▶ _EXTRACTED ENTRIES_:

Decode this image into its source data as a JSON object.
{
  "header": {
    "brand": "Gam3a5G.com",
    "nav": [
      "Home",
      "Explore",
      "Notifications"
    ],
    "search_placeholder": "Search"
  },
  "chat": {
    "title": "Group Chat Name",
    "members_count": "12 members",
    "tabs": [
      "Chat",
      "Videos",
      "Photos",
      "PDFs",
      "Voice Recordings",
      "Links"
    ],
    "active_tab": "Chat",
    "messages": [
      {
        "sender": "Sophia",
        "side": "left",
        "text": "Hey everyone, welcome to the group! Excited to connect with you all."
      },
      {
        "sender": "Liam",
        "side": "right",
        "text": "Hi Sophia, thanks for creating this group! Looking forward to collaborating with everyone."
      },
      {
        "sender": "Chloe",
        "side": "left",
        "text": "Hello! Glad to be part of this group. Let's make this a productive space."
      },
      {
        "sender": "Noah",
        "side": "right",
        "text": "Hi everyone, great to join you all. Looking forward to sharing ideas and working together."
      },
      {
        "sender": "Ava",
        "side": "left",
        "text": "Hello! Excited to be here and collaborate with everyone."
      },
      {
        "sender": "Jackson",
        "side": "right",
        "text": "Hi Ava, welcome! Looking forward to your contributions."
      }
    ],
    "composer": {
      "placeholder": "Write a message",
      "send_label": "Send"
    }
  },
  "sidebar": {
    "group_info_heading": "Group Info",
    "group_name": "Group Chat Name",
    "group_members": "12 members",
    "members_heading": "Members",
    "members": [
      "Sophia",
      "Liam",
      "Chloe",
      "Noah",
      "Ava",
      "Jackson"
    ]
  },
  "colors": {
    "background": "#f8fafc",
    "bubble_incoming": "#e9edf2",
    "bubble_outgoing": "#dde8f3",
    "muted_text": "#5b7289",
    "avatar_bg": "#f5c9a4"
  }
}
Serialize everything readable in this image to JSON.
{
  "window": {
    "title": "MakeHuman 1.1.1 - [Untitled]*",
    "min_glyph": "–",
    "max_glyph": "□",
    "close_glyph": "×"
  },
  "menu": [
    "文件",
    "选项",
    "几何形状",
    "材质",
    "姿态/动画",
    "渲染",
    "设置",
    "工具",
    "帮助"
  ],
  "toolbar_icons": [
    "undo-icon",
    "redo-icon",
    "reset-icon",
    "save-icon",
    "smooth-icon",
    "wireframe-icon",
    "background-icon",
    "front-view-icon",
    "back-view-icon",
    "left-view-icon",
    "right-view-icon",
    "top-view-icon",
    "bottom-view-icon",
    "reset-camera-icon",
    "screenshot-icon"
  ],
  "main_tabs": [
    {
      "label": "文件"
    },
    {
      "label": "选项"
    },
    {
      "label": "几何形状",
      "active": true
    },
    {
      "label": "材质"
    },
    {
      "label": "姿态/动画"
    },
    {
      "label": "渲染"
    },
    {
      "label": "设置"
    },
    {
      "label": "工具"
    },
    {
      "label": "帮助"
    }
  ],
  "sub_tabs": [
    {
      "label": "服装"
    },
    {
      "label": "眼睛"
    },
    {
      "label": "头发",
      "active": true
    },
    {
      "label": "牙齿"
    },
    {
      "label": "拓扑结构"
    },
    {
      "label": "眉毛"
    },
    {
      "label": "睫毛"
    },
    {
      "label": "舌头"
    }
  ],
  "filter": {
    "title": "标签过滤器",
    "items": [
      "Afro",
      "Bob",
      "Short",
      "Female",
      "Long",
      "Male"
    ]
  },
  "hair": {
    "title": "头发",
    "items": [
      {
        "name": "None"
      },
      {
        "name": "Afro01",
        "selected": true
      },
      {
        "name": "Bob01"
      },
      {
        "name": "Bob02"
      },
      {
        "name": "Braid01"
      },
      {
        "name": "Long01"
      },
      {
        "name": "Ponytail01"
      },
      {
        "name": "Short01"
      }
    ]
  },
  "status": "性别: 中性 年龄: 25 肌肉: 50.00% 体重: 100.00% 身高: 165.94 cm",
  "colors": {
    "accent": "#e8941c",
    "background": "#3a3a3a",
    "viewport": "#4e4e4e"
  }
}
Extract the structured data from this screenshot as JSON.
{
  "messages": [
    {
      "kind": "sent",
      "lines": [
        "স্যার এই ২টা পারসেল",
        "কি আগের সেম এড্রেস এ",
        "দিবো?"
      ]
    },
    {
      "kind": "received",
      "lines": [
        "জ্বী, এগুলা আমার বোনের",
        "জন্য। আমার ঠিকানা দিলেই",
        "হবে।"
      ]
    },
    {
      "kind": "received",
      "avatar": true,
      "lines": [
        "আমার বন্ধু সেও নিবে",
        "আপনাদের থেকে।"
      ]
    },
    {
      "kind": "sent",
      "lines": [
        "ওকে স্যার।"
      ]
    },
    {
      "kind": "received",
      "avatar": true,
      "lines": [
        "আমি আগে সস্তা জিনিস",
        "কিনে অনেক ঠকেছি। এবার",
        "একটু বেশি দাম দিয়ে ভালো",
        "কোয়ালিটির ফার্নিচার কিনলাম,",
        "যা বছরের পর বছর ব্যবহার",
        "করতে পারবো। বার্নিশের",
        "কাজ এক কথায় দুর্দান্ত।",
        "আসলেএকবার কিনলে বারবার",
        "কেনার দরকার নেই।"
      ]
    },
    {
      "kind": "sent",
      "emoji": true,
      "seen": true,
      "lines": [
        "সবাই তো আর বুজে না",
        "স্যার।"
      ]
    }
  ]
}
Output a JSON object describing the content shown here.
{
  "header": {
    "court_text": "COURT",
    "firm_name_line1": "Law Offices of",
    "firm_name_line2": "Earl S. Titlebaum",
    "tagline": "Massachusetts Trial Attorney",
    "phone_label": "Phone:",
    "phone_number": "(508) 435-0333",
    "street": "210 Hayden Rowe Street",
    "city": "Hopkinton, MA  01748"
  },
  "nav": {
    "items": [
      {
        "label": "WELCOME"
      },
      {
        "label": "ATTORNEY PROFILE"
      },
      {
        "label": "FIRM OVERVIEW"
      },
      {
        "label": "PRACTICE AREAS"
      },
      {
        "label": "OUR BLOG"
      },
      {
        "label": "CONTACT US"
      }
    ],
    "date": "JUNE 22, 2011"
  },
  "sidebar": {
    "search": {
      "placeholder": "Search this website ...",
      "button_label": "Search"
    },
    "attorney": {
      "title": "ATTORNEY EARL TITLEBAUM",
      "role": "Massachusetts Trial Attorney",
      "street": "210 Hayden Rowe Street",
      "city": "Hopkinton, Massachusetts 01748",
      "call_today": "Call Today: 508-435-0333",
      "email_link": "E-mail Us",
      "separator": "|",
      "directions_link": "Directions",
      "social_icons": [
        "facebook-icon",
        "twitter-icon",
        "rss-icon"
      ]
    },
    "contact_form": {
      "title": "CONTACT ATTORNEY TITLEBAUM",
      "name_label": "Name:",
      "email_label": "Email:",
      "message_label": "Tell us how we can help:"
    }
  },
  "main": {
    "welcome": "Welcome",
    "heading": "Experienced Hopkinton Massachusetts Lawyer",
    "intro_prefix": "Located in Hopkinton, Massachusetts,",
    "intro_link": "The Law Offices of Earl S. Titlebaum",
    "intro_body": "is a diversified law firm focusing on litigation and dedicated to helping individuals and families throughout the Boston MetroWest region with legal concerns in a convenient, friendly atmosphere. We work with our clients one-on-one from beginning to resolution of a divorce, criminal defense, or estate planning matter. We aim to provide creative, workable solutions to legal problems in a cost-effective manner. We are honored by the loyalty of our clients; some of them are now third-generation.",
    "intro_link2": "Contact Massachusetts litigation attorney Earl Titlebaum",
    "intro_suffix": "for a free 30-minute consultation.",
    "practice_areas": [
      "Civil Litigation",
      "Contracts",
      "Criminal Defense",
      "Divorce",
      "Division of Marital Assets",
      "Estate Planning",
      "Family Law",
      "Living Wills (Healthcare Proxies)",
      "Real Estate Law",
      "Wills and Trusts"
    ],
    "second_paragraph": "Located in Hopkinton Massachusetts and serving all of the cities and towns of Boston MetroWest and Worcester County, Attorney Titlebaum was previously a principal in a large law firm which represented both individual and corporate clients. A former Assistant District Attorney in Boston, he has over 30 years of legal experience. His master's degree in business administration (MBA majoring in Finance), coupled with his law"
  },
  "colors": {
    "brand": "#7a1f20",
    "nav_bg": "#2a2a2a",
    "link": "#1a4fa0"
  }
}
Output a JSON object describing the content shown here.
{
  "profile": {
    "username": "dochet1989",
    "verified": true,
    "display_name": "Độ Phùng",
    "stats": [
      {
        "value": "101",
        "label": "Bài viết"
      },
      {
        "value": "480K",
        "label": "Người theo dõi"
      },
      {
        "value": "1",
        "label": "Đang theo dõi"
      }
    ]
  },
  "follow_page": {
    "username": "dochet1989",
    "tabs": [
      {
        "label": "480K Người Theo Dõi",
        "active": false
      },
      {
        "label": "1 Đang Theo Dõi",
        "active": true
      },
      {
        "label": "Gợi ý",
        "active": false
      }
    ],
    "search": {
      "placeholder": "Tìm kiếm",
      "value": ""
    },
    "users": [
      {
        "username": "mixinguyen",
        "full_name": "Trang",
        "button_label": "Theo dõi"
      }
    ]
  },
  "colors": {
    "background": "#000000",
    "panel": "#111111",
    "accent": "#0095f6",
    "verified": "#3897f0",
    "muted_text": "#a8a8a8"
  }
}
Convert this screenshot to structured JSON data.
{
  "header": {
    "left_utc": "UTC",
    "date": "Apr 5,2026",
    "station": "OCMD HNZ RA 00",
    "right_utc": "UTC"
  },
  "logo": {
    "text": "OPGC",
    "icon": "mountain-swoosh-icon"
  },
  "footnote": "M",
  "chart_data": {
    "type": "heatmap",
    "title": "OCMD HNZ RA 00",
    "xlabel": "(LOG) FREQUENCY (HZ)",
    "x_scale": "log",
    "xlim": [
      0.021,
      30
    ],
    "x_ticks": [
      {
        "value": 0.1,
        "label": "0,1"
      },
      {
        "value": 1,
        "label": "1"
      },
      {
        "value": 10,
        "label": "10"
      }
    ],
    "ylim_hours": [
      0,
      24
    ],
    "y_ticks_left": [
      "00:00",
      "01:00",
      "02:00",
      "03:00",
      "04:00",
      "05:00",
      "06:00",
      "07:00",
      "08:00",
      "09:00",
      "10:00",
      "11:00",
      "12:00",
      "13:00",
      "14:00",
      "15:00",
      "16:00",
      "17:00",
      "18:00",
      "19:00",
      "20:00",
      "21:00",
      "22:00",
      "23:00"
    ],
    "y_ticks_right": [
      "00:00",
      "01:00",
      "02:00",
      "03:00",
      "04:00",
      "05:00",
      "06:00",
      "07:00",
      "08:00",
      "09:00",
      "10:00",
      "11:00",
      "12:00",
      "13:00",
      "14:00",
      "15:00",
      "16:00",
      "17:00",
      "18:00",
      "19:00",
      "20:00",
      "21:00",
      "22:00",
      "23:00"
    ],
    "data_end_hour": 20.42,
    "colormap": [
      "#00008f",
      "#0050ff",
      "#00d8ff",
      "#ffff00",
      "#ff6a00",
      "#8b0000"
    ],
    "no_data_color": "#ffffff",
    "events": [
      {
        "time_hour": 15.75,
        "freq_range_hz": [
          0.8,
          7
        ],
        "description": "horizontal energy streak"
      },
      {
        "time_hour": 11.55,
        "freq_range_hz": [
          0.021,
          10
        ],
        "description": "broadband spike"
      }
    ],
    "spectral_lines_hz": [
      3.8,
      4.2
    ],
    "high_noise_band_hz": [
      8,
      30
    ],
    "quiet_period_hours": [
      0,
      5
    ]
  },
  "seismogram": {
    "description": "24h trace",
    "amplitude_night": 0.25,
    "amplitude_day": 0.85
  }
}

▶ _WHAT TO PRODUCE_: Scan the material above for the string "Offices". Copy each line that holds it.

▶ _SOLUTION TO THIS TASK_:
    "firm_name_line1": "Law Offices of",
    "intro_link": "The Law Offices of Earl S. Titlebaum",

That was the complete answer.